(RECORDED INFORMATION begins)

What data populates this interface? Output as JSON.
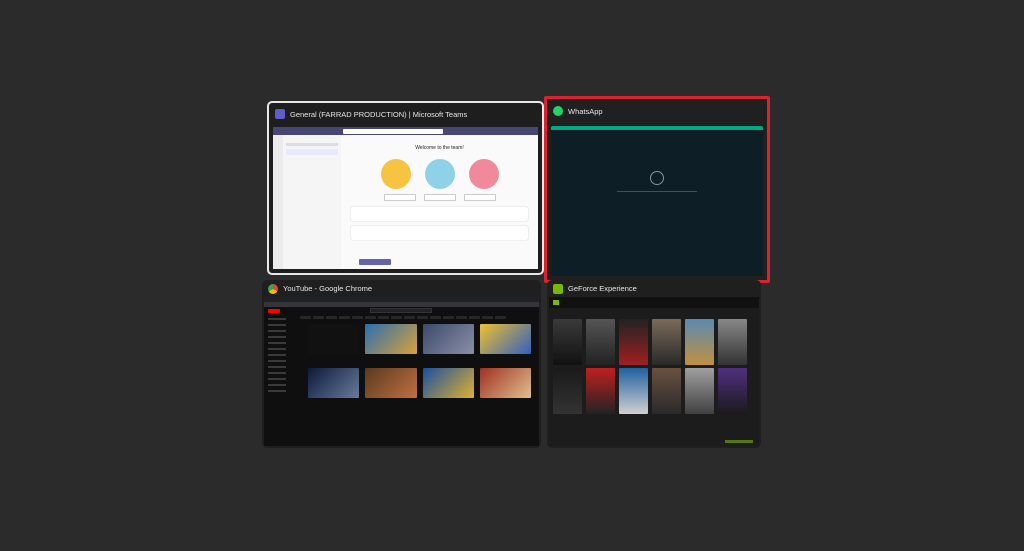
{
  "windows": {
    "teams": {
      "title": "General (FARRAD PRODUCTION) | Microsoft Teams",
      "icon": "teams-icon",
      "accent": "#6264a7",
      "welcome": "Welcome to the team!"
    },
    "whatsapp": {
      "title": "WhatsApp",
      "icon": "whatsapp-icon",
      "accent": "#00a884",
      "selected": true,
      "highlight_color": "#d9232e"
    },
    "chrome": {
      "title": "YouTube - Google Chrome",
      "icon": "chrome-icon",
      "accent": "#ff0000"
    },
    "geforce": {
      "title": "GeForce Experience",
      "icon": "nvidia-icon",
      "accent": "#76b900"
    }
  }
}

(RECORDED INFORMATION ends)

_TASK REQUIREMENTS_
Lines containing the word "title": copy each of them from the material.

_RESULT OF THE EXERCISE_
      "title": "General (FARRAD PRODUCTION) | Microsoft Teams",
      "title": "WhatsApp",
      "title": "YouTube - Google Chrome",
      "title": "GeForce Experience",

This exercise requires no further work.